▶ What the task requires:
Repeat the listing that follows exactly. Pictures are not part of the copy.

┌──

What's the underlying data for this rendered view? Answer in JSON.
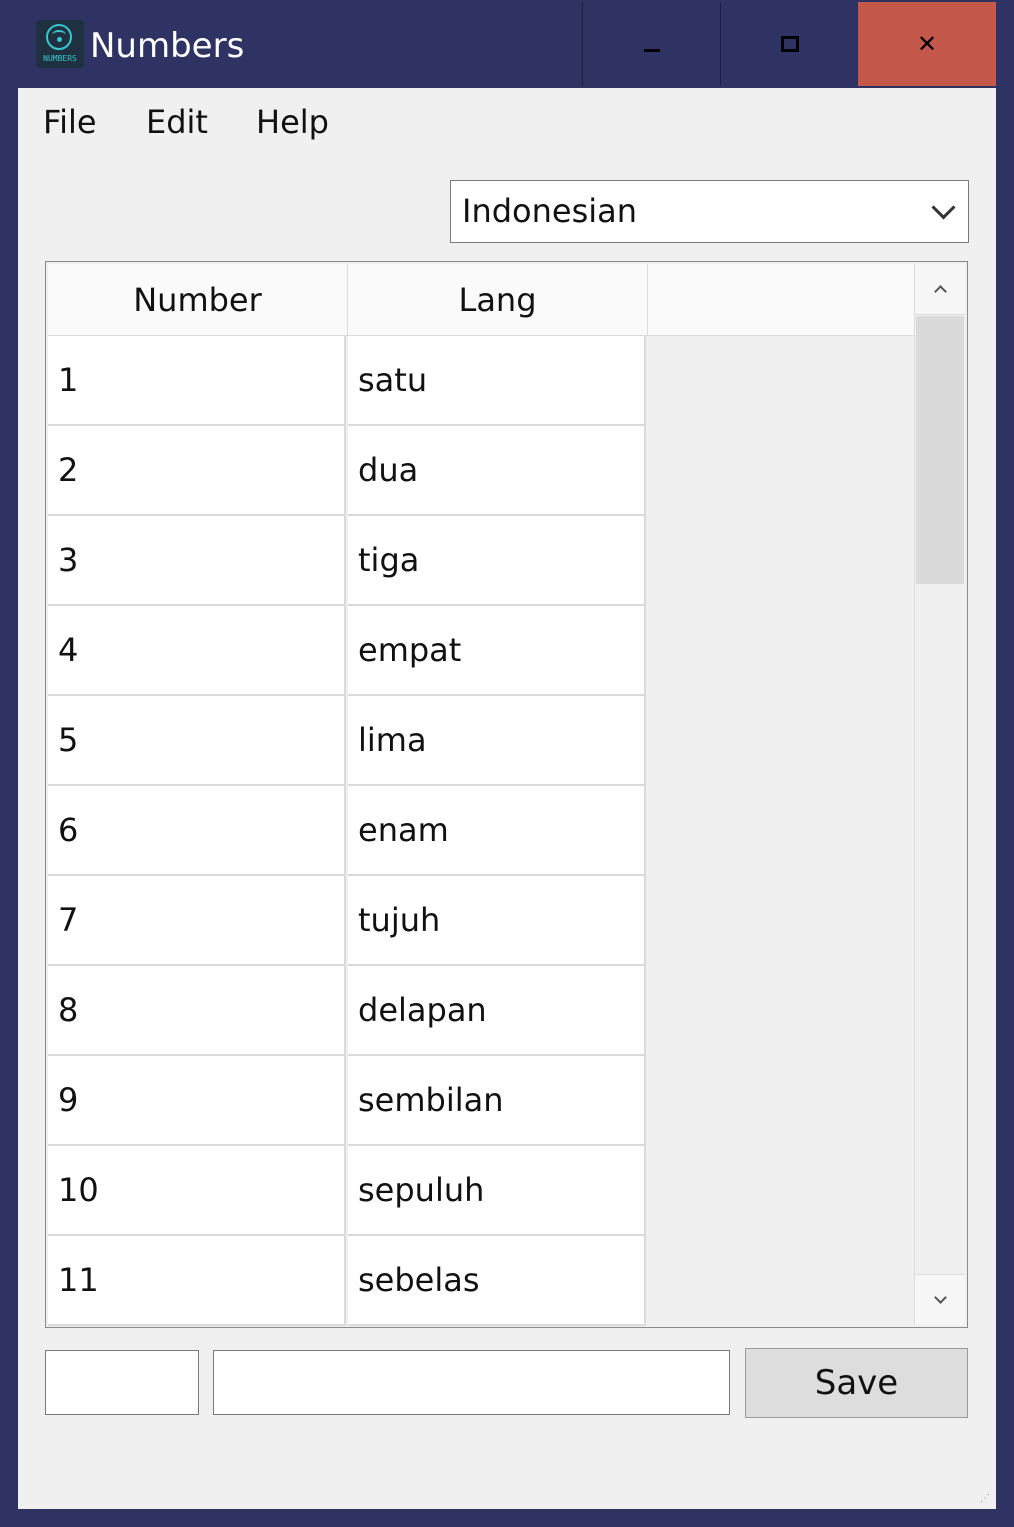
{
  "window": {
    "title": "Numbers",
    "icon": "numbers-app-icon",
    "icon_text": "NUMBERS",
    "controls": {
      "minimize": "minimize-icon",
      "maximize": "maximize-icon",
      "close": "close-icon"
    }
  },
  "menu": {
    "file": "File",
    "edit": "Edit",
    "help": "Help"
  },
  "language_select": {
    "value": "Indonesian"
  },
  "grid": {
    "headers": {
      "number": "Number",
      "lang": "Lang"
    },
    "rows": [
      {
        "number": "1",
        "lang": "satu"
      },
      {
        "number": "2",
        "lang": "dua"
      },
      {
        "number": "3",
        "lang": "tiga"
      },
      {
        "number": "4",
        "lang": "empat"
      },
      {
        "number": "5",
        "lang": "lima"
      },
      {
        "number": "6",
        "lang": "enam"
      },
      {
        "number": "7",
        "lang": "tujuh"
      },
      {
        "number": "8",
        "lang": "delapan"
      },
      {
        "number": "9",
        "lang": "sembilan"
      },
      {
        "number": "10",
        "lang": "sepuluh"
      },
      {
        "number": "11",
        "lang": "sebelas"
      }
    ]
  },
  "inputs": {
    "number_value": "",
    "lang_value": ""
  },
  "actions": {
    "save_label": "Save"
  },
  "colors": {
    "titlebar": "#2f3364",
    "close_button": "#c4584b",
    "client": "#f0f0f0"
  }
}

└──

▶ Exercise result:
What's the underlying data for this rendered view? Answer in JSON.
{
  "window": {
    "title": "Numbers",
    "icon": "numbers-app-icon",
    "icon_text": "NUMBERS",
    "controls": {
      "minimize": "minimize-icon",
      "maximize": "maximize-icon",
      "close": "close-icon"
    }
  },
  "menu": {
    "file": "File",
    "edit": "Edit",
    "help": "Help"
  },
  "language_select": {
    "value": "Indonesian"
  },
  "grid": {
    "headers": {
      "number": "Number",
      "lang": "Lang"
    },
    "rows": [
      {
        "number": "1",
        "lang": "satu"
      },
      {
        "number": "2",
        "lang": "dua"
      },
      {
        "number": "3",
        "lang": "tiga"
      },
      {
        "number": "4",
        "lang": "empat"
      },
      {
        "number": "5",
        "lang": "lima"
      },
      {
        "number": "6",
        "lang": "enam"
      },
      {
        "number": "7",
        "lang": "tujuh"
      },
      {
        "number": "8",
        "lang": "delapan"
      },
      {
        "number": "9",
        "lang": "sembilan"
      },
      {
        "number": "10",
        "lang": "sepuluh"
      },
      {
        "number": "11",
        "lang": "sebelas"
      }
    ]
  },
  "inputs": {
    "number_value": "",
    "lang_value": ""
  },
  "actions": {
    "save_label": "Save"
  },
  "colors": {
    "titlebar": "#2f3364",
    "close_button": "#c4584b",
    "client": "#f0f0f0"
  }
}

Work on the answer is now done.